  • Monitor logs for anomalies: Regularly monitor log data for anomalies and irregularities that may indicate log tampering.
  • Implement access controls: Implement access controls to restrict access to log data and ensure that only authorized personnel can modify or delete log files.
  • Regularly backup log data: Regularly backup log data to protect against data loss due to tampering, hardware failure, or other incidents. This will ensure that the organisation can quickly recover from any incidents of log data tampering.

By implementing these measures, organisations can reduce the risk of log data tampering and ensure that their SecOps teams have access to accurate and reliable data to make informed decisions.


The two most common techniques to control log data integrity are hashing and signing and both have its limitations:

  • Hashing: Hashing involves generating a unique hash value for log data and comparing it with the stored hash to detect tampering. However, hashing alone does not prevent tampering or deletion of logs, as an attacker can modify the hash or delete the logs without detection. Hashing also lacks non-repudiation, making it difficult to prove the integrity of logs to a third party.
  • Signing: Signing, on the other hand, adds an extra layer of security by using digital signatures. Log entries are signed with a private key, and the corresponding public key is used for verification. This ensures that only the holder of the private key can sign the logs, providing some level of integrity and non-repudiation. However, signing does not prevent deletion or modification of logs, as an attacker can delete signed chunks or create fake logs with valid signatures.

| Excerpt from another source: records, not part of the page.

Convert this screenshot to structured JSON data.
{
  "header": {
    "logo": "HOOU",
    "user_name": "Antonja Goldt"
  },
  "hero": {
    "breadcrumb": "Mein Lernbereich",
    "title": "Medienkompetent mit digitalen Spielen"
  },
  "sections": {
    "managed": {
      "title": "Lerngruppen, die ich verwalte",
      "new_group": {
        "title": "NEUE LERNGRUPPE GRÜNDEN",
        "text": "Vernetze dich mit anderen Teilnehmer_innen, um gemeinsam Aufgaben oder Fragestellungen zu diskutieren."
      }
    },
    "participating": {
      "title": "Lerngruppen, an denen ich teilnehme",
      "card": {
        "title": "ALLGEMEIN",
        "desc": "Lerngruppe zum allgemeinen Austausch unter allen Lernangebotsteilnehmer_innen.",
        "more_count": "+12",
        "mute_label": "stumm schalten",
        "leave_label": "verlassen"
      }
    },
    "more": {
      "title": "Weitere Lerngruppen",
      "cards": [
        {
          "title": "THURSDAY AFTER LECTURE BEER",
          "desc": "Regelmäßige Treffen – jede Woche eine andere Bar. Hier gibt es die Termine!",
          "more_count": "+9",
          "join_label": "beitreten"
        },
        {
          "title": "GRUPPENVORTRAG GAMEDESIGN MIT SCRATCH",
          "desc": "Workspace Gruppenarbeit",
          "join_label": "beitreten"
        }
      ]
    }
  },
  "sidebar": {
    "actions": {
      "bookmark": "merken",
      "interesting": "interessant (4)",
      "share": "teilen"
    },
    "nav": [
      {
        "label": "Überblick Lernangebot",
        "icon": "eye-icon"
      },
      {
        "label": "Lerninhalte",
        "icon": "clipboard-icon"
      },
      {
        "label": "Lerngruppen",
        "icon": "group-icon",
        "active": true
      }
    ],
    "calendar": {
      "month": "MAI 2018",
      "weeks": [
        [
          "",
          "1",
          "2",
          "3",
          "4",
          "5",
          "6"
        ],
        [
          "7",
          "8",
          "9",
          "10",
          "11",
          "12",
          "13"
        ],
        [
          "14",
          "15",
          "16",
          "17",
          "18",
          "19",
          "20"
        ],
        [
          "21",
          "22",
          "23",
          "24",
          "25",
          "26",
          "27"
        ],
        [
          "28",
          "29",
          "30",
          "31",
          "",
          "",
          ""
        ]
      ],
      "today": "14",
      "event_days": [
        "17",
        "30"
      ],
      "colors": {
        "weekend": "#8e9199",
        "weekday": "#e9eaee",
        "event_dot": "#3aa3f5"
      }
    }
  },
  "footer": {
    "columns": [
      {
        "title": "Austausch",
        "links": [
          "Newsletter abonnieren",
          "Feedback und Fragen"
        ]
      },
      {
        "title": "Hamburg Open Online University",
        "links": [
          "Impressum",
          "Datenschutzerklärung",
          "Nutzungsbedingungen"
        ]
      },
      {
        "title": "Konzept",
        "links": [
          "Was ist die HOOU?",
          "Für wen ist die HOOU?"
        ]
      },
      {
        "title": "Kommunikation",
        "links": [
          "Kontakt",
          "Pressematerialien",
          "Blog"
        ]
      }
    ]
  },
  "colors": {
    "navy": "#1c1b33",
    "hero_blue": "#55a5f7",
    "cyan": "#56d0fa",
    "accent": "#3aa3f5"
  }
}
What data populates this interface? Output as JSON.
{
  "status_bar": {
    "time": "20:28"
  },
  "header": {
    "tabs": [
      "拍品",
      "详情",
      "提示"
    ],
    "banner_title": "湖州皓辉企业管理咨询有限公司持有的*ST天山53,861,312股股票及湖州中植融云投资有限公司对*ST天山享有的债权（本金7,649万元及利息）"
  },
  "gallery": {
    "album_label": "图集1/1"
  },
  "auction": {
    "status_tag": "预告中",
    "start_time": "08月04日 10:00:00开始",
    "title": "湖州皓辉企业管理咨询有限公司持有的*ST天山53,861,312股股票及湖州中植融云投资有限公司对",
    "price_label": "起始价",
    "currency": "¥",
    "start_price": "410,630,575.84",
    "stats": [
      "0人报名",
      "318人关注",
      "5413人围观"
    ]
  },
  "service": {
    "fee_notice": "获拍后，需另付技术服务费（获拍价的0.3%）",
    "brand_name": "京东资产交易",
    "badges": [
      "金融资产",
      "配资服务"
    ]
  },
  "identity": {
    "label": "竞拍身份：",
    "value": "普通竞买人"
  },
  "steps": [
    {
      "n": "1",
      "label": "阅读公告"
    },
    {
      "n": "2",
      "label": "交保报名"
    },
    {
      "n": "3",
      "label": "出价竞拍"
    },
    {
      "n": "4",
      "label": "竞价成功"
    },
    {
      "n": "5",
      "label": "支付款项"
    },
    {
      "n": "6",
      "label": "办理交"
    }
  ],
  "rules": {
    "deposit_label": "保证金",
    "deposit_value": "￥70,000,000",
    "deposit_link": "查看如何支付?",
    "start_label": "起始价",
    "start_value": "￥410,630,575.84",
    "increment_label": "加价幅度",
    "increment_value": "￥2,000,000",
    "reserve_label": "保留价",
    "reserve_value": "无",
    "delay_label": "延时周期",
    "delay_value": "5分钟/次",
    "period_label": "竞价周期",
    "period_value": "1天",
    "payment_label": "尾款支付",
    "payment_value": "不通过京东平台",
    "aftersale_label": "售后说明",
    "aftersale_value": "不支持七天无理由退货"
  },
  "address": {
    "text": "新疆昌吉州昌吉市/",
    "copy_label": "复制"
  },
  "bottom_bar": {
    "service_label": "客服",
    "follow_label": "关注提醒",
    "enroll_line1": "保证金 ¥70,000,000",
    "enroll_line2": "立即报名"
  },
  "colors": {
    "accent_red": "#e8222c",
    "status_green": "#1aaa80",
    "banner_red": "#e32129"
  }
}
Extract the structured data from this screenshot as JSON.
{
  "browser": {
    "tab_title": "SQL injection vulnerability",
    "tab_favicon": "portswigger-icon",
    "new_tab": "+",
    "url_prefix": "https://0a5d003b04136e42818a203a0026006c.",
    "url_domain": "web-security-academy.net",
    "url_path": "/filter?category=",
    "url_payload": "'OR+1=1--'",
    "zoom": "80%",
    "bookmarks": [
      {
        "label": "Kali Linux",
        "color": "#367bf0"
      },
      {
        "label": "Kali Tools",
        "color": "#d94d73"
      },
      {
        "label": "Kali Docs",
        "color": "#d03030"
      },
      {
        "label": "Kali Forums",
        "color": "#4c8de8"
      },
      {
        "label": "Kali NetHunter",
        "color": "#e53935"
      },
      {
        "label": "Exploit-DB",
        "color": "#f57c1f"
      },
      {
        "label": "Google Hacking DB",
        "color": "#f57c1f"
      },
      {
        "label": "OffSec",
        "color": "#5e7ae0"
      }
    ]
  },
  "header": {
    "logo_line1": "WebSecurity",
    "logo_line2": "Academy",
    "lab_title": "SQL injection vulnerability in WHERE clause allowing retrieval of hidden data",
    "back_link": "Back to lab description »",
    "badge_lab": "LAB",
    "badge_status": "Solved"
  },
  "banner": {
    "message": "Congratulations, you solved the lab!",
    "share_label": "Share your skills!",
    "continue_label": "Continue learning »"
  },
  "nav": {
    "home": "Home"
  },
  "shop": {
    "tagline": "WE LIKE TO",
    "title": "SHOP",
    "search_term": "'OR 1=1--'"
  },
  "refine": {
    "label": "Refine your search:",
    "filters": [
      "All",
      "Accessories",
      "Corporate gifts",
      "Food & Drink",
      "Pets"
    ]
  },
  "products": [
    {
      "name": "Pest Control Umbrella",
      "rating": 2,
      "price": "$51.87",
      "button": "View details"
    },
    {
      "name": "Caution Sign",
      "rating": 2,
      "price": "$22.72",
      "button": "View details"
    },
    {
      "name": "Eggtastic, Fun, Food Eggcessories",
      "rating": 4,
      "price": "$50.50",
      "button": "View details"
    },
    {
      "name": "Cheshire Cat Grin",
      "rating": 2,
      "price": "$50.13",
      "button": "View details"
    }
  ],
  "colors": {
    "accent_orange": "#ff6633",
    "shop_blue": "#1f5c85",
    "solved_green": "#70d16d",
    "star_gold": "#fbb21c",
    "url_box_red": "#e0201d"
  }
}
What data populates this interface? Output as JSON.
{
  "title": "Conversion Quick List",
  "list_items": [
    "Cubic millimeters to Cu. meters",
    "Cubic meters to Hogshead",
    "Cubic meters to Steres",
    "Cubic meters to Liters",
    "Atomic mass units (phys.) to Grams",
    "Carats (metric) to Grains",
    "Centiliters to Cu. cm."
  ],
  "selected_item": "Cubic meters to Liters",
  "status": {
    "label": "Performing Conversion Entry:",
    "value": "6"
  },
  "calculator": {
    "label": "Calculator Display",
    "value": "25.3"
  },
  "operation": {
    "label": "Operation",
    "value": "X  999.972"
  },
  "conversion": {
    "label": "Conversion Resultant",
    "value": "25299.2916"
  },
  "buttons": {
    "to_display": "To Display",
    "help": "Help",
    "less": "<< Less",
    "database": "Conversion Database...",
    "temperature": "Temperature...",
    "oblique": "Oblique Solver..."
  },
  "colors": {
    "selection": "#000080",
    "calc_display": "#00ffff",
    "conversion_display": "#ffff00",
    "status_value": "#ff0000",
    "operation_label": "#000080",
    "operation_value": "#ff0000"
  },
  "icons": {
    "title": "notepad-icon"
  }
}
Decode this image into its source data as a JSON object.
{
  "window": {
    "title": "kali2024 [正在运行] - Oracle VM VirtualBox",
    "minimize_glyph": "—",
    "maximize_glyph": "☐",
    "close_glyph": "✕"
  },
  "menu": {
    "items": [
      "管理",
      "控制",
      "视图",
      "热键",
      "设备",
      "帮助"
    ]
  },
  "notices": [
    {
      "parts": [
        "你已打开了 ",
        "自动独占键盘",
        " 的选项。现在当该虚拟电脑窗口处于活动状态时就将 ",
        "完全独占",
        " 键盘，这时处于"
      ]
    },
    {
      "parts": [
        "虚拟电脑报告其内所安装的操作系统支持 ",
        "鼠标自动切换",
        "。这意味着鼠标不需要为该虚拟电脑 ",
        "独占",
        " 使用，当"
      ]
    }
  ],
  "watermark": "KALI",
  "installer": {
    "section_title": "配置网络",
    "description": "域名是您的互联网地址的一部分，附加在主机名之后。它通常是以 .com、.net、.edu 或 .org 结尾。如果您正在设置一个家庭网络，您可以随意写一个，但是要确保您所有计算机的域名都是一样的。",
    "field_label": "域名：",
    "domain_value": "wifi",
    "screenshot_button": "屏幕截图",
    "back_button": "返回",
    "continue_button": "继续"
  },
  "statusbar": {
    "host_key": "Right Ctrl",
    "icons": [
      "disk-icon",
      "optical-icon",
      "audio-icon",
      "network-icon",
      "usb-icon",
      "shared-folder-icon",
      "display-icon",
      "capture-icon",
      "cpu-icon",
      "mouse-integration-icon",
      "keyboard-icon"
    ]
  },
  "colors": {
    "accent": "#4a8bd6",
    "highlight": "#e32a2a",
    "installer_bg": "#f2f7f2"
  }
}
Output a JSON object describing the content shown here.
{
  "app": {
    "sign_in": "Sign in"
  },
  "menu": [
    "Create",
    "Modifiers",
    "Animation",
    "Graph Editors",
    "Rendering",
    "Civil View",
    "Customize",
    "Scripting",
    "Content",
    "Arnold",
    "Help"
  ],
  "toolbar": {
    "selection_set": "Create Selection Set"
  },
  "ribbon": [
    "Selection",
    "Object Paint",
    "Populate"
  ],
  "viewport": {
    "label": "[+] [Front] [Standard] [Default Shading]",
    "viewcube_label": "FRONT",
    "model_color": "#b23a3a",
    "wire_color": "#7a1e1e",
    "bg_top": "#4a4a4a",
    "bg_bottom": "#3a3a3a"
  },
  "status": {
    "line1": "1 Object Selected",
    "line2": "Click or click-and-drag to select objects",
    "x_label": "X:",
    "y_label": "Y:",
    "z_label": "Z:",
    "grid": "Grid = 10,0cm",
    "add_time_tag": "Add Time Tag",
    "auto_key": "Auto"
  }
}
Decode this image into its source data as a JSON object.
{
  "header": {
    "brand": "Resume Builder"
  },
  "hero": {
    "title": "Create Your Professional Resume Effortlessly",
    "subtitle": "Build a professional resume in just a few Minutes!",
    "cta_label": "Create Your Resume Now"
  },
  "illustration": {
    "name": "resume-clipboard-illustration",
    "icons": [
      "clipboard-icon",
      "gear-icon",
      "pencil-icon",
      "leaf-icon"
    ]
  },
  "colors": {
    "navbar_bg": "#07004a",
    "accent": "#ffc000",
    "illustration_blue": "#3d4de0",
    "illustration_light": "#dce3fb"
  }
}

Furthermore, the point when log data is hashed and/or signed is utterly important. If these techniques are implemented when logs arrive at the central log storage organisations have no visibility if log files have been tampered with before. In this scenario, the tampering would be undetected and tampered logs will be believed to be trustworthy even though they are not.

To effectively protect log data integrity it is necessary to implement those techniques directly at the point where log data is created.


Tributech enables organisations to effectively implement the most crucial best practice by securing data integrity and authenticity end-to-end. Think about it the other way: When monitoring for anomalies, how accurate can that be when using tampered log data? What’s the point of backing up log data when data integrity is compromised?


To protect log data from being tampered, Tributech’s Data Notarisation offers an end-to-end solution to secure integrity and authenticity of log data, without adding to busy workloads of security operation teams.

  • Secured at source: Cryptographic proofs are generated directly at the data sources to protect integrity and authenticity, minimising the attack surface.
  • Efficient and Scalable: The data notarisation platform provides an efficient and scalable solution to secure log data as it only stores cryptographic proofs within the immutable storage.
  • Tamper-Proof: Cryptographic proofs stored in an immutable database cannot be modified, ensuring data integrity and authenticity.
  • Detection: Log data can be verified on a recurring schedule and event based (e.g. an audit) to detect tampered data on a fine granular level, allowing organisations to detect and sort out bad data.
  • Integration: The platform can be integrated with SOC/SIEM to provide ongoing data tampering detection as well as to support forensic analysis and external audits.
  • Compliance: Data notarisation can help organisations comply with regulatory requirements, such as NIS2, DORA, HIPAA, and PCI-DSS, by providing a secure and auditable record of log data.